One area of interest among providers seeking new imaging technology is helium free, or low helium MR systems, according to Adam Senne, national account executive with Simon Hegele.

"This could be a game-changer in the process of easing the installation requirements and concerns about rushing magnets to a site and getting the cold head running to avoid the loss of costly helium,” said Senne. “The continued challenges in the global helium market will likely drive this transition even further in the next few years.”

Senne contrasts this with the height of the pandemic, when customers were keenly focused on basic radiography equipment for faster turn-around of COVID lung images. Now, he sees a trend toward deinstalling used systems to make way for new equipment. These used systems take several paths depending upon age, ranging from refurbishment and reselling, to parts harvesting or outright scrap.

AI applications to improve productivity and reduce dose are also much in demand, according to Calderbank with Carestream. He cited the company's AI platforms for image enhancement, workflow intelligence, and analytics intelligence. He said their customers were especially interested in AI to manage noise cancellation.

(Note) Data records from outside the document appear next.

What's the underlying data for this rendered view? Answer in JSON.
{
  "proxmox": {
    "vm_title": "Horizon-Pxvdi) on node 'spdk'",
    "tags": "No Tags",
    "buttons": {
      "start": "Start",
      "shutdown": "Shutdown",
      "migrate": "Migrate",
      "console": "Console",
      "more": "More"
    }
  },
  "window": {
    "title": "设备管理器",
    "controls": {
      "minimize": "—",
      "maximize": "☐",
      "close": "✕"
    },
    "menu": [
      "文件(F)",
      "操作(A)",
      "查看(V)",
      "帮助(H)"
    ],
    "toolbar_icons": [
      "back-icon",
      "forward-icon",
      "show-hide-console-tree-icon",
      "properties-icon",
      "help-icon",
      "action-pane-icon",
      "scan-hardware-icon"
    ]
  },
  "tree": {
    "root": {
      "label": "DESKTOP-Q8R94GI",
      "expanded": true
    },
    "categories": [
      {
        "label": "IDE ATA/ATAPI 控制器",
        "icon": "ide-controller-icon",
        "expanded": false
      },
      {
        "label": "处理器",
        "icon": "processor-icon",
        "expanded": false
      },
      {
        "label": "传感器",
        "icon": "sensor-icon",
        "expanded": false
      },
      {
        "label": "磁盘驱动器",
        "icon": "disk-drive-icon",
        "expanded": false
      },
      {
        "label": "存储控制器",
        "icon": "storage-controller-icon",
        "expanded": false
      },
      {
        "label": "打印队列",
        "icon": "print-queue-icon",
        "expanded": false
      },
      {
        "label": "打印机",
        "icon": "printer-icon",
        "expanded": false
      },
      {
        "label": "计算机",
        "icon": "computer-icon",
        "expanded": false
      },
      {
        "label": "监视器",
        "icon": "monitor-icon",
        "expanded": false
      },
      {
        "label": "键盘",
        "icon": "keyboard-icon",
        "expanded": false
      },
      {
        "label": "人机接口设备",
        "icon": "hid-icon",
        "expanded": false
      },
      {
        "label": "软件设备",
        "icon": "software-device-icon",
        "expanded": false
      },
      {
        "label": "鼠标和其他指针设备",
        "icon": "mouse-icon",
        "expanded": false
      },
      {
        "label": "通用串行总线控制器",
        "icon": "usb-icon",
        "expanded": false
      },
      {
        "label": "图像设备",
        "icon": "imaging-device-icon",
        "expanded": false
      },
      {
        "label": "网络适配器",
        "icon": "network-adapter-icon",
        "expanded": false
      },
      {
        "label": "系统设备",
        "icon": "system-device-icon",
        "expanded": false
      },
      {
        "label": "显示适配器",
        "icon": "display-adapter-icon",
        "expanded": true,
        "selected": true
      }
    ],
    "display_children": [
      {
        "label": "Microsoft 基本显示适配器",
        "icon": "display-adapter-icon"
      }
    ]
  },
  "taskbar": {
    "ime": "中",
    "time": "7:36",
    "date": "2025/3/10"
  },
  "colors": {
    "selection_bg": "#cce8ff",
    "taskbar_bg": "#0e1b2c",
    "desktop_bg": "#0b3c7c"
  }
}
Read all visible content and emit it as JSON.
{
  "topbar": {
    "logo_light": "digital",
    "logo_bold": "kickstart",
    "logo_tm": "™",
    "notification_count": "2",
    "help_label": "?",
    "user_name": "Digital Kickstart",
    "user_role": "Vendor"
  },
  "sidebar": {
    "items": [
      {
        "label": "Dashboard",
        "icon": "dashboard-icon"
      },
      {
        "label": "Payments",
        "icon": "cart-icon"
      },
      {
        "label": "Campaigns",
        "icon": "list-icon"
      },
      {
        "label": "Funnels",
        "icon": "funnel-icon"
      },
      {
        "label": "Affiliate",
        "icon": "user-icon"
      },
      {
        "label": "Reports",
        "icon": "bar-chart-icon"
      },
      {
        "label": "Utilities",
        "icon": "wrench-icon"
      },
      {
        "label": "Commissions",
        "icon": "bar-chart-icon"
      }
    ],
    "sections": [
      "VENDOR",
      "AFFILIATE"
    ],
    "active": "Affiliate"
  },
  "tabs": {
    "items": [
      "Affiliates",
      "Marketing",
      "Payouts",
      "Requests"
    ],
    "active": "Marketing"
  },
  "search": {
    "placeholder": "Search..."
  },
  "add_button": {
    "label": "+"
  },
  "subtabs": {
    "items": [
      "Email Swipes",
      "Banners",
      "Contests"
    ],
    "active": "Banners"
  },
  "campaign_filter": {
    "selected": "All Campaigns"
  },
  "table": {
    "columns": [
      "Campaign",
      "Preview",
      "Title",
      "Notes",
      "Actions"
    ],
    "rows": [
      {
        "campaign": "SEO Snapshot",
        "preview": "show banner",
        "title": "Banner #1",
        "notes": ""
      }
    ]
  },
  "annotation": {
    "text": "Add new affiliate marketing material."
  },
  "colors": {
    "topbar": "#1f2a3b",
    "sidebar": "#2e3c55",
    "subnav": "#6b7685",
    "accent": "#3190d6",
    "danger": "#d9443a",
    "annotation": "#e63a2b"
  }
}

Customers are also keen on remote service applications, according to Yellen with MXR, who said video calls have been a daily occurrence between his customers and support staff. “We are now able to instantly see and guide the site through their current issue. This allows us to resolve more than 20% of customer's calls remotely,” he said. "We have also found these interactions to be beneficial even if we are not able to remotely resolve the issue and a field service engineer needs to be dispatched to the site."

Canon also cited a shift to online services to support a host of functions, from staff education and fleet management to cybersecurity support, according to Andrea Hearn, senior manager, life cycle marketing. The company cited its partnership with Glassbeam Clinsights, an AI/machine learning, data analytics platform for predictive customer support. And Canon recently introduced its online Medical Marketplace to expedite parts ordering. Hearn added that Canon supports its part distribution network with 40 distribution depots.

“Post-COVID, we continue to experience an increase in online service usage by our customers," she said. “It’s convenient, and coupled with our vast onsite services; we are keenly focused on the needs of our customers.”

Providers are also seeking such features as dynamic digital imaging, dual-energy technology, dose tracking software, advanced auto-stitching, low-dose techniques, and feature sets that use AI technology to aid workflow and image interpretation.